BOOK BITES | John Grisham, Ayòbámi Adébáyò, Hedley Twidle

This week we feature John Grisham’s follow-up to ‘The Firm’, a tale of two families in turmoil in Nigeria, and a collection of essays examining notions of utopia.

19 May 2024 - 00:00
By GILL GIFFORD, Thango Ntwasa, Mila de Villiers AND Jennifer Platt
'The Exchange' by John Grisham.
Image: Supplied 'The Exchange' by John Grisham.

The Exchange 
John Grisham

4/5 stars

It’s been 15 years since lawyer Mitch McDeere stole $10m from the mob and disappeared. Now the main character from the phenomenal global best-seller The Firm is back in an epic follow-up. The Exchange sees him back in action after working his way up to the top of the biggest law firm in the world. After years in hiding, with their enemies all finally jailed or dead, Mitch and Abby McDeere are finally settled, successful and happy in a New York apartment raising their twin boys. But then a new case takes Mitch to Libya and rockets their lives into chaos as he gets pulled into hostage negotiations with terrorists. With the clock ticking and danger all around, Mitch has to find a way to solve a seemingly impossible situation. Gripping and nerve-racking, The Exchange is another hit from Grisham. — Gill Gifford


'A Spell of Good Things' by Ayòbámi Adébáyò.
Image: Supplied 'A Spell of Good Things' by Ayòbámi Adébáyò.

A Spell of Good Things 

Ayòbámi Adébáyò

4/5 stars

Set in Nigeria, this is Adébáyò’s second novel, in which she traces the fates of two families and how the political failings of the country affect their lives.

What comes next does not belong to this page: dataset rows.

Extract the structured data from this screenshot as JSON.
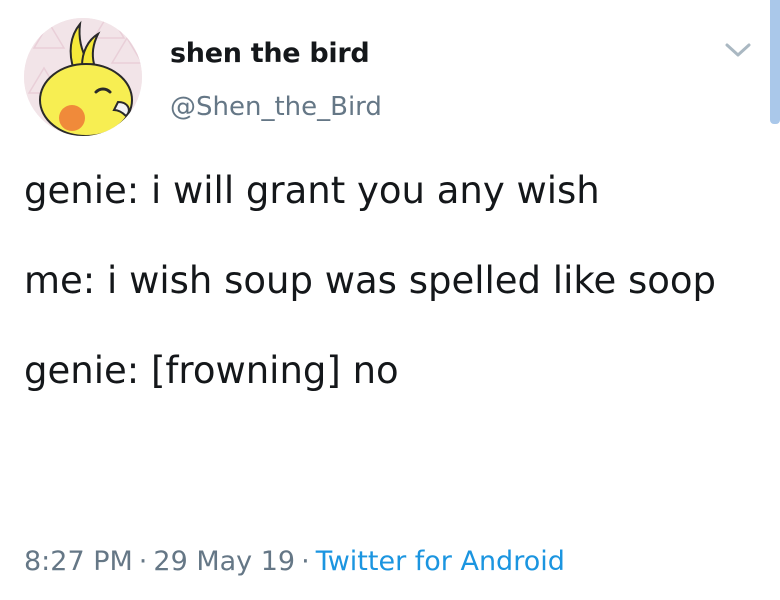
{
  "user": {
    "display_name": "shen the bird",
    "handle": "@Shen_the_Bird",
    "avatar_icon": "cockatiel-avatar-icon"
  },
  "menu_icon": "chevron-down-icon",
  "tweet": {
    "lines": [
      "genie: i will grant you any wish",
      "me: i wish soup was spelled like soop",
      "genie: [frowning] no"
    ]
  },
  "meta": {
    "time": "8:27 PM",
    "separator": "·",
    "date": "29 May 19",
    "source": "Twitter for Android"
  },
  "colors": {
    "text": "#14171a",
    "secondary": "#657786",
    "link": "#1b95e0",
    "scrollbar": "#aac8ea"
  }
}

We follow Eniolá, whose father loses his job, meaning his mother has to become the head of the household. Then there is Wúràolá, who has to contend with a materialistic mother who is more concerned about Wúràolá's marriage (which supposedly enhances the family’s name) and doesn’t care that the engagement is a danger to Wúràolá’s life. While Eniolá and Wúràolá are burdened with trying to be perfect children, their siblings are contrarians who push back against expectations. It would be great to see the story of these two told in a movie or TV series adaptation. — Thango Ntwasa

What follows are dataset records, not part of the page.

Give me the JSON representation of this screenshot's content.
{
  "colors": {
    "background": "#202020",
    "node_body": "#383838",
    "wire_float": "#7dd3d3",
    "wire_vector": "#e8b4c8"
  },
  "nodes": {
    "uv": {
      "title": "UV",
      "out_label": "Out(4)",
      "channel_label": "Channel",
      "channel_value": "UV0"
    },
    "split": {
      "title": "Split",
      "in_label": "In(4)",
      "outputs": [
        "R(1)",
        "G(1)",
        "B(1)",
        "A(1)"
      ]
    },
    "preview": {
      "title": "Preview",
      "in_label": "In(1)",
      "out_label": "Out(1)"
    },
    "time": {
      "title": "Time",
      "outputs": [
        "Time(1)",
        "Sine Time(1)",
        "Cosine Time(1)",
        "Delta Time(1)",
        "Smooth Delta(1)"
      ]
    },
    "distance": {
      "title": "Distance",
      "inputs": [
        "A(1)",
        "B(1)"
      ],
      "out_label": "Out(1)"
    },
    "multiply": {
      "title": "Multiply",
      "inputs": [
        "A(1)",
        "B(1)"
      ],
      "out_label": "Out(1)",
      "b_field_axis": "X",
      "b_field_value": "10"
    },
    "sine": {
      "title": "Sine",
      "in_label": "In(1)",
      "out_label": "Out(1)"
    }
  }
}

'Show Me the Place' by Hedley Twidle.
Image: Supplied 'Show Me the Place' by Hedley Twidle.

Show Me the Place: Essays 

Hedley Twidle
Jonathan Ball Publishers 

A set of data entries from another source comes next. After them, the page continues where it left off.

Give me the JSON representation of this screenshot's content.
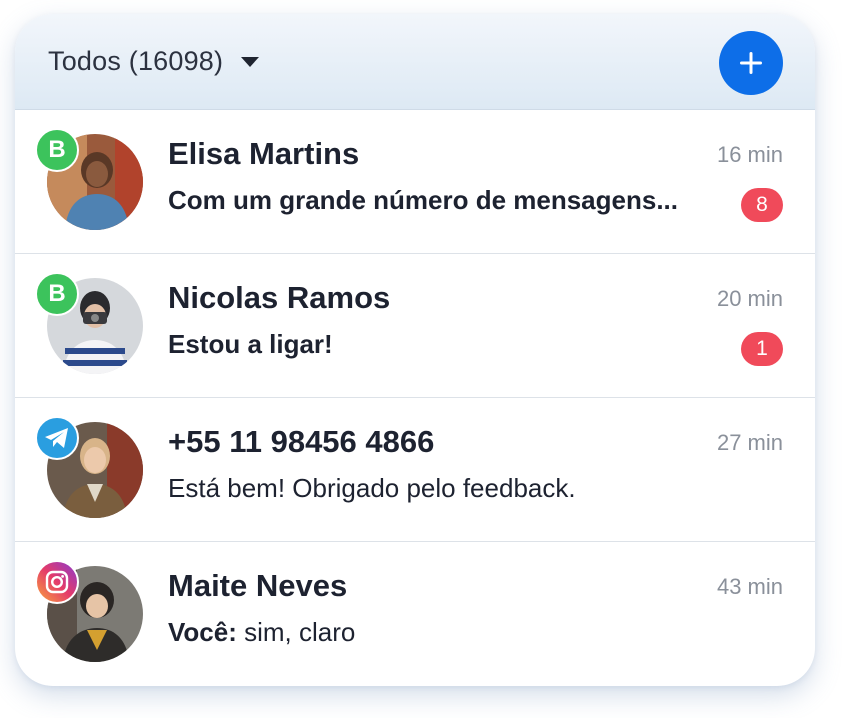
{
  "header": {
    "filter_label": "Todos (16098)",
    "add_button_icon": "plus-icon",
    "accent_color": "#0d6ee8"
  },
  "conversations": [
    {
      "name": "Elisa Martins",
      "time": "16 min",
      "message": "Com um grande número de mensagens...",
      "unread": "8",
      "channel": "whatsapp-business-icon",
      "channel_letter": "B"
    },
    {
      "name": "Nicolas Ramos",
      "time": "20 min",
      "message": "Estou a ligar!",
      "unread": "1",
      "channel": "whatsapp-business-icon",
      "channel_letter": "B"
    },
    {
      "name": "+55 11 98456 4866",
      "time": "27 min",
      "message": "Está bem! Obrigado pelo feedback.",
      "channel": "telegram-icon"
    },
    {
      "name": "Maite Neves",
      "time": "43 min",
      "message_prefix": "Você:",
      "message": " sim, claro",
      "channel": "instagram-icon"
    }
  ],
  "colors": {
    "unread_badge": "#f04a5a",
    "whatsapp": "#3cc35c",
    "telegram": "#2a9ee0"
  }
}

5/5 stars

Academic and essayist Twidle’s latest collection explores notions of utopias. In a world increasingly resembling a Margaret Atwood novel, Twidle sets out to explore real-life enclaves that embody both literal interpretations of utopias (such as the community of Auroville in India, which is a “living laboratory of alternatives”) and literary ones (he extensively draws on Ursula Le Guin’s 1974 novel The Dispossessed in relation to how Le Guin is “walking away from a whole tradition of written utopias”). Written in accessible, engaging and achronological prose, Twidle’s exploration of humankind’s innate desire to find comfort or solace in a distressing world — predominantly owing to late-stage capitalism — contains anecdotes about his student years; a harrowing account of his mother’s descent into dementia (memory plays a pivotal role in this collection); the story of his quest to find the nose that went missing from the UCT statue of Cecil John Rhodes; a yarn about how he learnt to surf at age 36; and a tale of the Sturm und Drang that accompanies passing one’s driver’s test. A literary read sans the denseness synonymous with the genre, Show Me the Place will make you laugh, empathise and think. — Mila de Villiers